A US Army WTF Moments article revealed that the first sergeant of the 574th Composite Supply Company, a unit based in Fort Wainwright, Alaska, was launching a weight loss competition on Monday based on the TV show “The Biggest Loser. “.
The competition involved dividing the entire company into 15 teams, with names like “Oreo Killers” and “Honey Bun Stunners,” and competing to lose the most pounds by the end of February.
The winners were reportedly given two four-day weekends after returning to Alaska.
However, the problem was not with the idea of a fitness competition.

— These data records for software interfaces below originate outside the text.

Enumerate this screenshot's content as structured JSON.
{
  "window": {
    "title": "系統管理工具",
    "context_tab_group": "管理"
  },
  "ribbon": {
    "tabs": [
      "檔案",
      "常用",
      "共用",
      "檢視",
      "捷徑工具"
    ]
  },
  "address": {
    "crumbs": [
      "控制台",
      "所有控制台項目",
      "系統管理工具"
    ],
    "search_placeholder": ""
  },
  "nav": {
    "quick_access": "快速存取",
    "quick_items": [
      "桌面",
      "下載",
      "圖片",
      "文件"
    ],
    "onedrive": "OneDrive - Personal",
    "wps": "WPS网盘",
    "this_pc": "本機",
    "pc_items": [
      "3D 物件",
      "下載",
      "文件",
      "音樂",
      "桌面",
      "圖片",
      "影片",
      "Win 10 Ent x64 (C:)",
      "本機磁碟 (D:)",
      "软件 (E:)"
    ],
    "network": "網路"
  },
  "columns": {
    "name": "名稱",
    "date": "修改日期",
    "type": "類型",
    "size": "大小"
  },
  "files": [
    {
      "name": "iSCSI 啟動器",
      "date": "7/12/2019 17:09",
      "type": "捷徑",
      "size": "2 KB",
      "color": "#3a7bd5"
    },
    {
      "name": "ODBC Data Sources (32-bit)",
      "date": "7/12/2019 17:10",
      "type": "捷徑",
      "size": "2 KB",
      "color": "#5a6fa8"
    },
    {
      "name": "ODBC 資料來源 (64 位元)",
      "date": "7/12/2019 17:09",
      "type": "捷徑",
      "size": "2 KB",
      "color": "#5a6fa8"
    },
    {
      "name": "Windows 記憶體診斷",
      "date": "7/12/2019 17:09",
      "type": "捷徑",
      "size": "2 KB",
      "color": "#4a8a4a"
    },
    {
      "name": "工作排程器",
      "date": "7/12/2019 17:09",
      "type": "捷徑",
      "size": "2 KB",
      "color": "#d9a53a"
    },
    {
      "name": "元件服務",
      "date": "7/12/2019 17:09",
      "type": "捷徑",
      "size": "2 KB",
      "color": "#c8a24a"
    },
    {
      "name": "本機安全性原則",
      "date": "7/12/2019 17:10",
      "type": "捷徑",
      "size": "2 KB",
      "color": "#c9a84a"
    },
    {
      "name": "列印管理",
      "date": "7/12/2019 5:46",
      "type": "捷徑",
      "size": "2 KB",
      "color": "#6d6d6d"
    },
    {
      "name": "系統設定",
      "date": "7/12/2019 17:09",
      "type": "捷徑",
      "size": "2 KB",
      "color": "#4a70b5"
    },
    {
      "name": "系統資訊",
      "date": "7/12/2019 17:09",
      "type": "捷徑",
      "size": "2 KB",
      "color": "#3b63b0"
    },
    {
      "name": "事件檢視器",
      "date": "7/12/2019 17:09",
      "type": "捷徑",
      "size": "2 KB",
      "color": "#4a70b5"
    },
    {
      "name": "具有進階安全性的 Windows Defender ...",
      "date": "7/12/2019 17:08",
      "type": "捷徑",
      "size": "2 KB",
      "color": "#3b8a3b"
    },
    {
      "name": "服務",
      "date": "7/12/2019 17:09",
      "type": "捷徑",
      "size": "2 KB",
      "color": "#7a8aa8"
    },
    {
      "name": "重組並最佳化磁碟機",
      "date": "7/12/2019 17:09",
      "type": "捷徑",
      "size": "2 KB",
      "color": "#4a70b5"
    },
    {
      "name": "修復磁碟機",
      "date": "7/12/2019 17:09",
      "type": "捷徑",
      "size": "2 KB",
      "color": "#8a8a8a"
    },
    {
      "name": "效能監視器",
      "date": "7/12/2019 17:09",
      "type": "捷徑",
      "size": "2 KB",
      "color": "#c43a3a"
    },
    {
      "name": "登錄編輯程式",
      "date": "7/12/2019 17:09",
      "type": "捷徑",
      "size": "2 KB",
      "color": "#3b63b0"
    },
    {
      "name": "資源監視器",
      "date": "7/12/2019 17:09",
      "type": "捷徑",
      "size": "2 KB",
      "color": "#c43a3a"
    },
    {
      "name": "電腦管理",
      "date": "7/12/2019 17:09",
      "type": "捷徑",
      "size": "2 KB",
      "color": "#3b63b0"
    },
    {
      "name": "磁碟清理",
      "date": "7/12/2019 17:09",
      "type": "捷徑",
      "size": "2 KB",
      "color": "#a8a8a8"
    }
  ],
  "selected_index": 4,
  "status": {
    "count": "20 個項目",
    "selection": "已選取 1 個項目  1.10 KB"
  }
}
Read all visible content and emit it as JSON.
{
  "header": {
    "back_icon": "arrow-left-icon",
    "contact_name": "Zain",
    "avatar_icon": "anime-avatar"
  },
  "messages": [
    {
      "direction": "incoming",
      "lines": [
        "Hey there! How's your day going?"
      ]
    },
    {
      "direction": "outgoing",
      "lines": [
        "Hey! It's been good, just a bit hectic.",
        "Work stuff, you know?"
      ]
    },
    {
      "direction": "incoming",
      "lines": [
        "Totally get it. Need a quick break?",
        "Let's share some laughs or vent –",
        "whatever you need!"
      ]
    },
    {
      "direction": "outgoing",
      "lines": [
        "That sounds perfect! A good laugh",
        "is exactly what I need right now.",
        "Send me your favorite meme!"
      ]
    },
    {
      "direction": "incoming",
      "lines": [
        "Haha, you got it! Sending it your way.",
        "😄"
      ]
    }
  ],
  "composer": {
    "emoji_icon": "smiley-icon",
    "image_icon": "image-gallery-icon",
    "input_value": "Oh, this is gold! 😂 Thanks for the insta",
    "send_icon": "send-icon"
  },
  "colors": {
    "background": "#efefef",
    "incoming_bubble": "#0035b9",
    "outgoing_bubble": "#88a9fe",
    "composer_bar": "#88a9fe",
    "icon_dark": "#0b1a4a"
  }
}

The non-commissioned officer insisted that all soldiers participate, whether or not they meet Army weight standards, and that teams that gained weight would be given two extra hours of service for every pound gained.
In a WhatsApp screenshot attached to the WTF Moments message, one soldier told First Sergeant that “Soldiers are not seeing the weight loss of any of their goals right now because many soldiers are focusing on their own goals. of fitness and are already in [Army Regulation] 600-9 standards.
“I am not interested in what the soldier[s] “Want to do,” replied the first sergeant. “He is [not necessarily] on weight … or their own fitness goals. It is a business matter and a matter of morale and team building. “
A US Army spokesperson for Europe and Africa, Major Scott Kuhn, told Army Times that “the issue is being addressed through the unit’s chain of command.”
“While we support creative ways to help our Soldiers maintain physical readiness, we expect these activities to boost morale, meet Army standards, and align with healthy eating and recovery habits. healthy form, ”added Kuhn.
The command’s concern stems from widely understood issues regarding eating disorders and unhealthy weight loss within the force, which were the subject of a task and goal investigation last year.
According to Task and objective, the unit’s chain of command is investigating the incident and will not retaliate against any soldiers who reported it.
Davis Winkie is a staff reporter covering the Army. He initially joined Military Times as a trainee journalist in 2020. Prior to journalism, Davis worked as a military historian. He is also a human resources officer in the Army National Guard.